Solar Lantern Lights
If you'd like to add a bit of bling to the trees or bushes on the way up your garden path without having to run out an extension lead, solar lights are the answer. We have a number of attractive options a little different from your normal fairy lights like the lantern scroll light above. These lamps are surprisingly effective and can be just set up and left alone, they will re-charge themselves by day and light up at night.
I always think the Vegtrug makes a good gift, especially for someone who is just starting to grow a little of their own food. This popular planter comes in a range of sizes including 1m and 1.8m lengths a and a half width 'wallhugger' version for placing against a wall if space is limited. The height and neat appearance makes this raised bed an ideal product for patio growing and for gardeners where bending may be an issue.
The vegtrug range also includes insect mesh and poly covers for keeping crops protected from pests and the elements.
The Sheen Flamegun
Nothing says Christmas like a flame thrower. If your other half is under your feet and grumpy after over indulging in Quality Street, get him or her outside for a bit of festive flame throwing.

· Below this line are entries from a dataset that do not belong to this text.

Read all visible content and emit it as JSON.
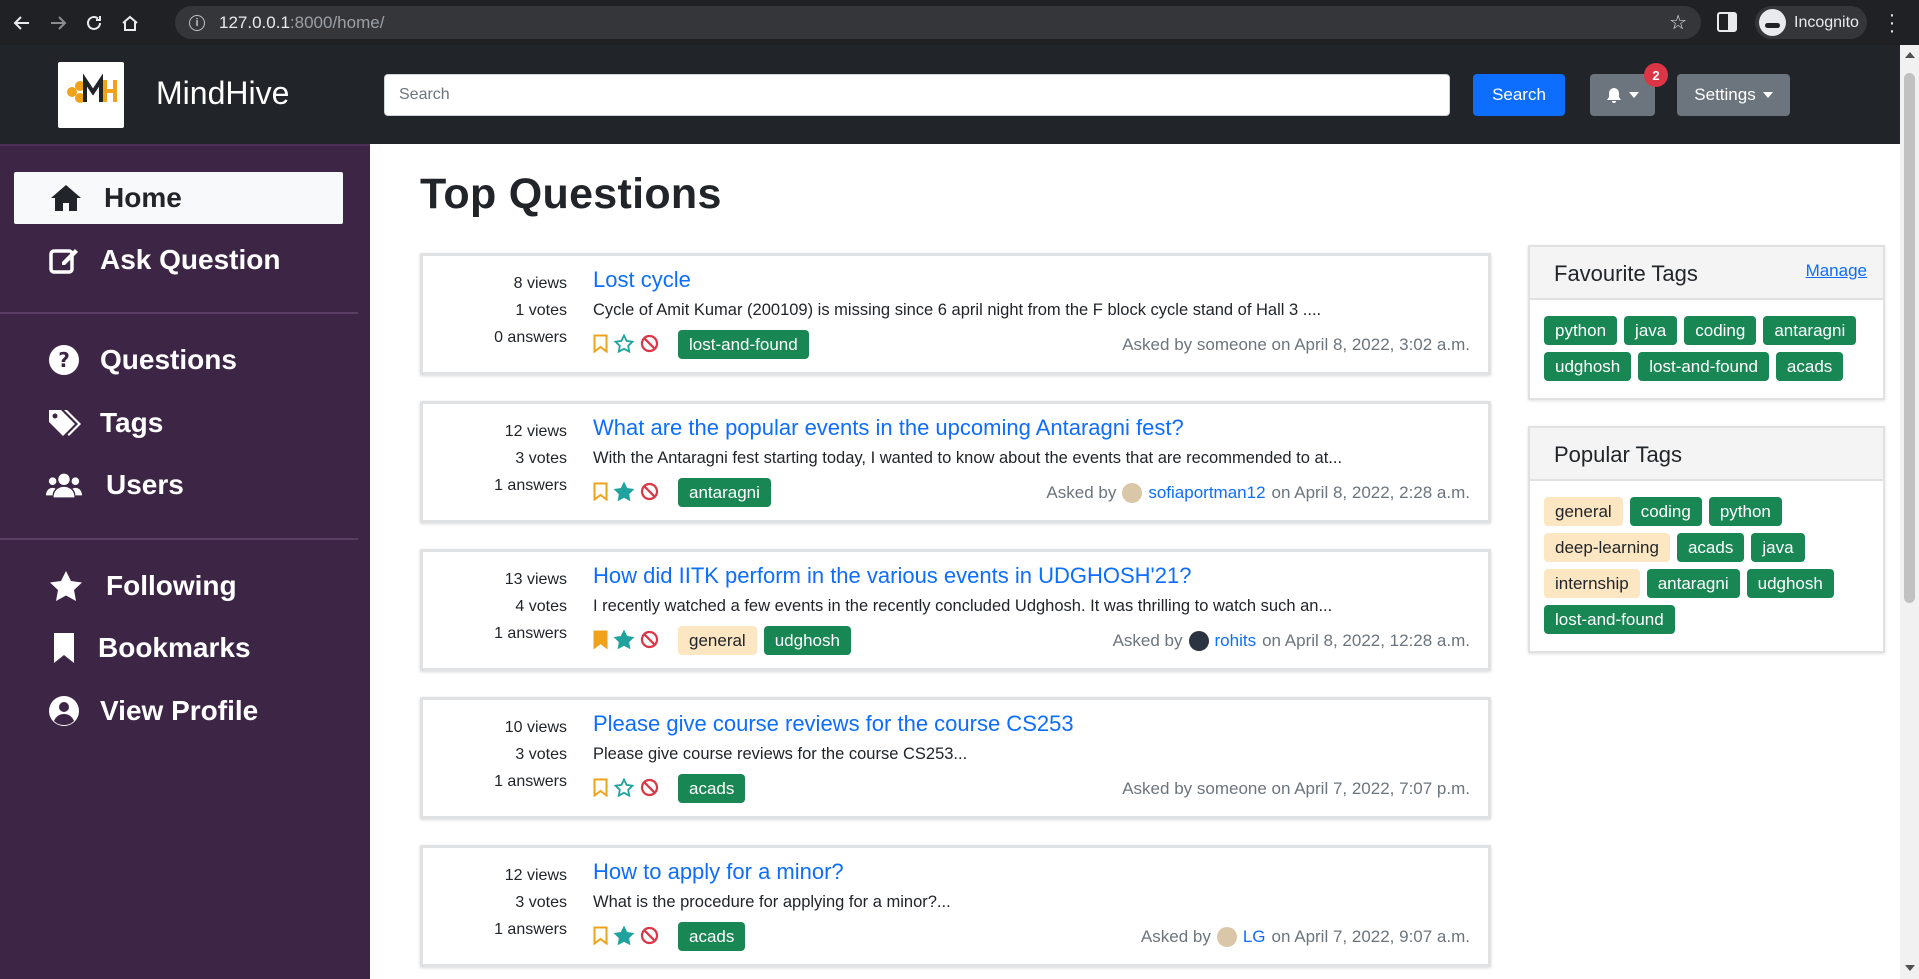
{
  "browser": {
    "url_host": "127.0.0.1",
    "url_path": ":8000/home/",
    "profile_label": "Incognito"
  },
  "header": {
    "brand": "MindHive",
    "search_placeholder": "Search",
    "search_button": "Search",
    "notification_count": "2",
    "settings_label": "Settings"
  },
  "sidebar": {
    "items": [
      {
        "label": "Home",
        "icon": "home-icon",
        "active": true
      },
      {
        "label": "Ask Question",
        "icon": "edit-icon"
      },
      {
        "label": "Questions",
        "icon": "question-circle-icon"
      },
      {
        "label": "Tags",
        "icon": "tags-icon"
      },
      {
        "label": "Users",
        "icon": "users-icon"
      },
      {
        "label": "Following",
        "icon": "star-icon"
      },
      {
        "label": "Bookmarks",
        "icon": "bookmark-icon"
      },
      {
        "label": "View Profile",
        "icon": "user-circle-icon"
      }
    ]
  },
  "main": {
    "title": "Top Questions",
    "questions": [
      {
        "views": "8 views",
        "votes": "1 votes",
        "answers": "0 answers",
        "title": "Lost cycle",
        "excerpt": "Cycle of Amit Kumar (200109) is missing since 6 april night from the F block cycle stand of Hall 3 ....",
        "bookmarked": false,
        "followed": false,
        "tags": [
          {
            "name": "lost-and-found",
            "style": "green"
          }
        ],
        "meta_prefix": "Asked by someone on April 8, 2022, 3:02 a.m.",
        "user": "",
        "meta_suffix": ""
      },
      {
        "views": "12 views",
        "votes": "3 votes",
        "answers": "1 answers",
        "title": "What are the popular events in the upcoming Antaragni fest?",
        "excerpt": "With the Antaragni fest starting today, I wanted to know about the events that are recommended to at...",
        "bookmarked": false,
        "followed": true,
        "tags": [
          {
            "name": "antaragni",
            "style": "green"
          }
        ],
        "meta_prefix": "Asked by",
        "user": "sofiaportman12",
        "meta_suffix": "on April 8, 2022, 2:28 a.m."
      },
      {
        "views": "13 views",
        "votes": "4 votes",
        "answers": "1 answers",
        "title": "How did IITK perform in the various events in UDGHOSH'21?",
        "excerpt": "I recently watched a few events in the recently concluded Udghosh. It was thrilling to watch such an...",
        "bookmarked": true,
        "followed": true,
        "tags": [
          {
            "name": "general",
            "style": "cream"
          },
          {
            "name": "udghosh",
            "style": "green"
          }
        ],
        "meta_prefix": "Asked by",
        "user": "rohits",
        "meta_suffix": "on April 8, 2022, 12:28 a.m."
      },
      {
        "views": "10 views",
        "votes": "3 votes",
        "answers": "1 answers",
        "title": "Please give course reviews for the course CS253",
        "excerpt": "Please give course reviews for the course CS253...",
        "bookmarked": false,
        "followed": false,
        "tags": [
          {
            "name": "acads",
            "style": "green"
          }
        ],
        "meta_prefix": "Asked by someone on April 7, 2022, 7:07 p.m.",
        "user": "",
        "meta_suffix": ""
      },
      {
        "views": "12 views",
        "votes": "3 votes",
        "answers": "1 answers",
        "title": "How to apply for a minor?",
        "excerpt": "What is the procedure for applying for a minor?...",
        "bookmarked": false,
        "followed": true,
        "tags": [
          {
            "name": "acads",
            "style": "green"
          }
        ],
        "meta_prefix": "Asked by",
        "user": "LG",
        "meta_suffix": "on April 7, 2022, 9:07 a.m."
      }
    ]
  },
  "favourite_tags": {
    "title": "Favourite Tags",
    "manage_label": "Manage",
    "tags": [
      "python",
      "java",
      "coding",
      "antaragni",
      "udghosh",
      "lost-and-found",
      "acads"
    ]
  },
  "popular_tags": {
    "title": "Popular Tags",
    "tags": [
      {
        "name": "general",
        "style": "cream"
      },
      {
        "name": "coding",
        "style": "green"
      },
      {
        "name": "python",
        "style": "green"
      },
      {
        "name": "deep-learning",
        "style": "cream"
      },
      {
        "name": "acads",
        "style": "green"
      },
      {
        "name": "java",
        "style": "green"
      },
      {
        "name": "internship",
        "style": "cream"
      },
      {
        "name": "antaragni",
        "style": "green"
      },
      {
        "name": "udghosh",
        "style": "green"
      },
      {
        "name": "lost-and-found",
        "style": "green"
      }
    ]
  },
  "colors": {
    "sidebar_bg": "#3d2645",
    "header_bg": "#212529",
    "primary": "#0d6efd",
    "tag_green": "#198754",
    "tag_cream": "#fde7c3",
    "bookmark": "#f0a31a",
    "follow_star": "#20a39e",
    "block": "#dc3545"
  }
}
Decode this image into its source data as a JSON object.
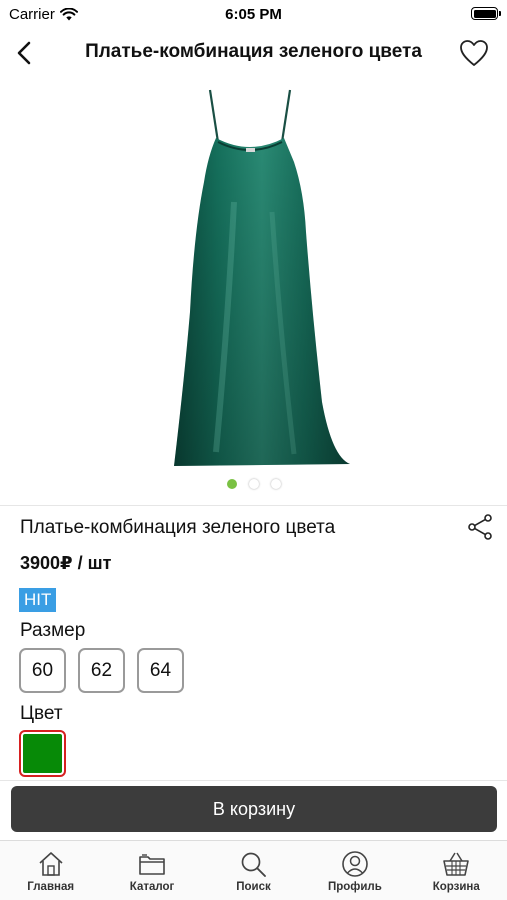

The Sheen X-300 may not be to everyone's taste but it does offer a weed control solution if you don't want to spray weedkiller. I sometimes get given out to because it is not truly environmentally friendly (it runs on kerosene), but I do think it is a far better option than weedkiller. If you want to be truly eco friendly, you will need to use a hoe but, if you are tight for time I feel the Sheen is the lesser of the two evils. Anyway, as regards festive cheer, it's a lot more fun to use than a hoe.